It started almost like a Mickey Spillane mystery. One day a lawyer I knew casually called me. He wanted me to meet a client of his who had a problem. So I arranged to meet them at his office the next day. I got there first. Before he could brief me, his client walked in. Young, tall, slender, exotically beautiful. And crying. They laid out the problem: millions of dollars had disappeared from her (recently deceased) husband’s estate and may have been sent overseas. She had been functionally disinherited. Could I help?
The facts also seemed right out of a mystery novel:
- The estate might have been worth as much as $3 million to $5 million but when probated was estimated to be less than $100,000.00.
- My client was the younger second wife of an older, very successful, scientist/inventor who had immigrated to the United States with part of his family.
- Shortly after their marriage, she discovered that he was mortally ill. After several years, when his time grew near, she asked him to provide for her future.
- He refused, claiming that she was trying to kill him before his time. His behavior changed: instead of sharing information, he altered his life insurance; secretly sold his stocks; borrowed against his retirement fund, the house, and his other assets; did not pay taxes on his gains, and gave all the cash he could raise to his sister (ostensibly for their parents who lived abroad).1
- Finally, he went to a lawyer and made a will specifically disinheriting my client, giving all his assets to his sister, the executrix.
Under Maryland law, my client, as the spouse, had the right to either take what she was given in the will (in this case nothing) or elect to take her statutory share, 50 percent of the estate. But what was the estate? Because the Husband gave all his assets away before he died, the estate was minuscule. Unless I could reverse the gifts and recover them. Could this be done?
Under Maryland law, the legal basis for undoing estate planning is “fraud on the marriage.” This is an ambiguous concept, one that led to many different cases and interpretations. But I found an interesting case: Karsenty v. Schoukroun, 406 Md. 469, 959 A.2d 1147 (2008). Karsenty did not apply directly as it dealt only with what are called transfers upon death and when those transfers can be invalidated. But when I read the case, I realized that Karsenty could be used for my own purposes to invalidate the actions of the deceased husband.

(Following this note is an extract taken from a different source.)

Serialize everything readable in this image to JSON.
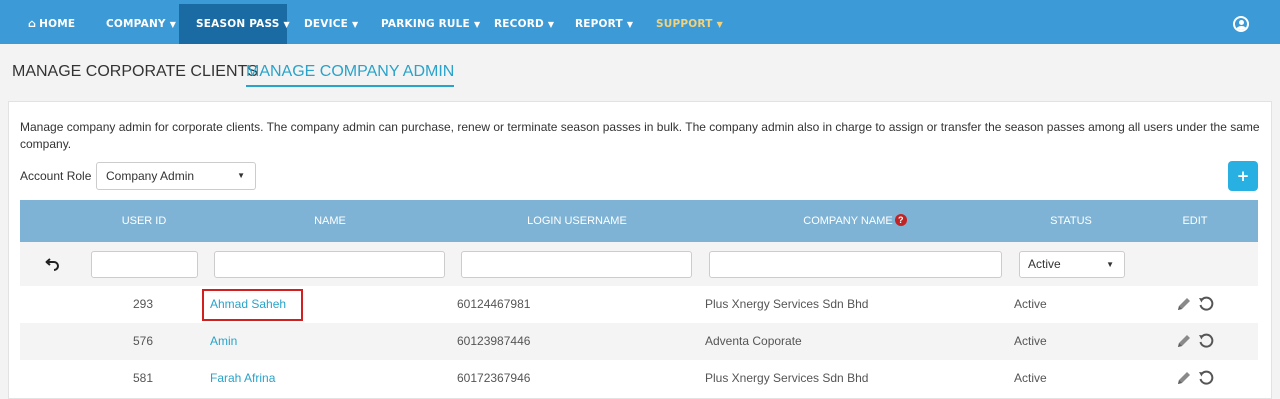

You see, Karsenty rationalized and/or overturned all the previous Maryland cases explaining fraud on the marriage. In Karsenty the court ruled that it would no longer look for “fraud” or “intent to defraud” but would, instead, look to other factors showing the intent of the deceased. The key was whether the decedent parted with ownership in form but not in substance. In my case, I had deposition testimony from the sister/executrix that her older brother could do no wrong and, of course, she had to do whatever he told her to do. Furthermore, I was able to argue that what the husband did was not reasonable estate planning and that, given the specific vindictive statement contained in the will and expressed by the executrix/sister, it was clear that the whole purpose of what was done was to punish my client. When I was done, we got a very nice settlement and recovered much of what should have been part of the estate.
So what’s the takeaway lesson? Analogize and distinguish still works: you just need to be creative and look for cases that let you do it.
1. How I prevented the money from being sent abroad is another article.